Addressing the high ticket prices, she said: “There are affordability issues across the piece, lots of our exhibitions cost £10 or £15, we have a range of ticket prices and we have lots of other ways in which we make our exhibitions accessible to wider older audiences so there are other kinds of discounts in place already.
“Larger exhibitions are more expensive to make, and have a higher ticket price.
“There is a very wide range of ticket prices currently in place for exhibitions here at Tate Britain and Tate Modern between £10 and £22 being the highest.”
Ms Balshaw said she hopes the new trustee, which is an unpaid role, will bring an important voice to represent younger visitors. At present the youngest trustee is 48, she added.
“It will be a recruitment as we would do for any other trustee. What we will add to normal recruitment processes is really pushing it out through networks of young people that work with us,” she said.

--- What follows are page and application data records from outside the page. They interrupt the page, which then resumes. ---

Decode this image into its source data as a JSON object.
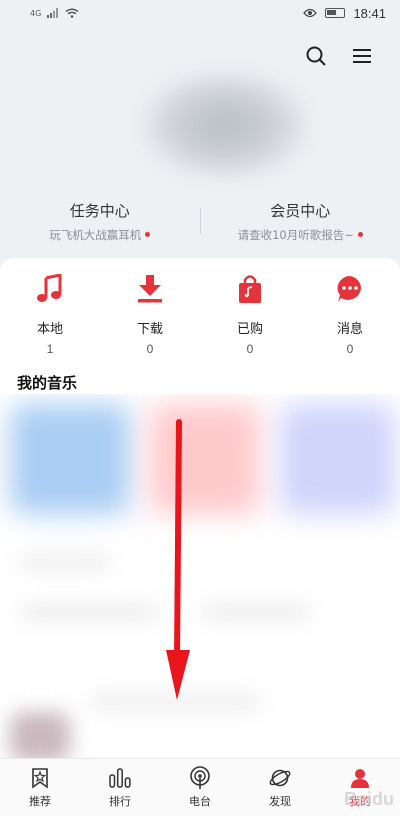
{
  "status": {
    "network": "4G",
    "time": "18:41"
  },
  "center": {
    "task_title": "任务中心",
    "task_sub": "玩飞机大战赢耳机",
    "vip_title": "会员中心",
    "vip_sub": "请查收10月听歌报告~"
  },
  "quick": [
    {
      "label": "本地",
      "count": "1",
      "icon": "music-note-icon"
    },
    {
      "label": "下载",
      "count": "0",
      "icon": "download-icon"
    },
    {
      "label": "已购",
      "count": "0",
      "icon": "shopping-bag-icon"
    },
    {
      "label": "消息",
      "count": "0",
      "icon": "message-icon"
    }
  ],
  "section_title": "我的音乐",
  "nav": [
    {
      "label": "推荐",
      "icon": "star-bookmark-icon"
    },
    {
      "label": "排行",
      "icon": "bars-icon"
    },
    {
      "label": "电台",
      "icon": "radio-icon"
    },
    {
      "label": "发现",
      "icon": "planet-icon"
    },
    {
      "label": "我的",
      "icon": "user-icon"
    }
  ],
  "watermark": "Baidu",
  "colors": {
    "accent": "#e3343c",
    "background": "#eef1f4",
    "arrow": "#e8151c"
  }
}
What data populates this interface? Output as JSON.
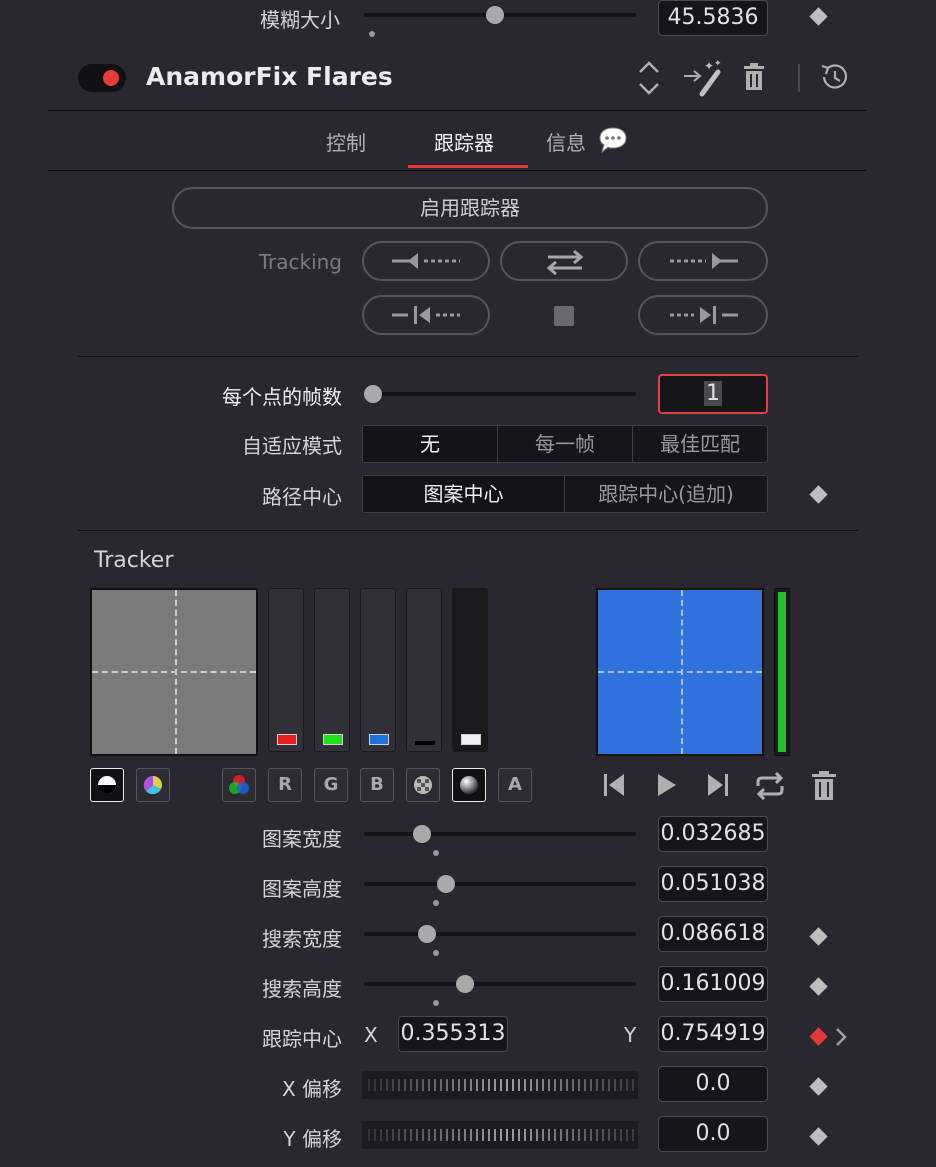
{
  "blur": {
    "label": "模糊大小",
    "value": "45.5836",
    "slider": 0.45
  },
  "effect": {
    "title": "AnamorFix Flares",
    "enabled": true
  },
  "tabs": [
    {
      "label": "控制",
      "active": false
    },
    {
      "label": "跟踪器",
      "active": true
    },
    {
      "label": "信息",
      "active": false
    }
  ],
  "tracker_controls": {
    "enable_button": "启用跟踪器",
    "tracking_label": "Tracking"
  },
  "frames_per_point": {
    "label": "每个点的帧数",
    "value": "1",
    "slider": 0.0
  },
  "adaptive_mode": {
    "label": "自适应模式",
    "options": [
      "无",
      "每一帧",
      "最佳匹配"
    ],
    "selected": 0
  },
  "path_center": {
    "label": "路径中心",
    "options": [
      "图案中心",
      "跟踪中心(追加)"
    ],
    "selected": 0
  },
  "tracker_section": {
    "title": "Tracker",
    "channel_buttons": [
      "R",
      "G",
      "B",
      "A"
    ]
  },
  "params": [
    {
      "label": "图案宽度",
      "value": "0.032685",
      "slider": 0.18,
      "keyframe": false
    },
    {
      "label": "图案高度",
      "value": "0.051038",
      "slider": 0.27,
      "keyframe": false
    },
    {
      "label": "搜索宽度",
      "value": "0.086618",
      "slider": 0.2,
      "keyframe": true
    },
    {
      "label": "搜索高度",
      "value": "0.161009",
      "slider": 0.34,
      "keyframe": true
    }
  ],
  "track_center": {
    "label": "跟踪中心",
    "x_label": "X",
    "x_value": "0.355313",
    "y_label": "Y",
    "y_value": "0.754919"
  },
  "offsets": [
    {
      "label": "X 偏移",
      "value": "0.0"
    },
    {
      "label": "Y 偏移",
      "value": "0.0"
    }
  ],
  "colors": {
    "accent_red": "#e23a3a",
    "preview_blue": "#2f72dc",
    "green_meter": "#22c02a"
  }
}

“We want the young people that we already know to be advocating to others to apply for this kind of role.
“What we are interested in is someone who has a commitment and connection to and real insight into the generation who were born after 1978.”
Tate will also establish an annual Assembly Day in April to welcome more than 50 schools from across London, and is launching an online project called Why Study Art? which will produce posters for every secondary school in the UK.
Culture Secretary Matt Hancock said: “We care deeply that Britain’s incredible cultural experiences are available to the next generation. It’s fantastic that Tate is to make their world-class exhibitions and give them a voice at the highest level by recruiting a trustee to represent them.
“Young people are the cultural leaders of the future and it is important we do all we can to support their creativity and ideas.”
To join Tate Collective go to tate.org.uk/tate-collective.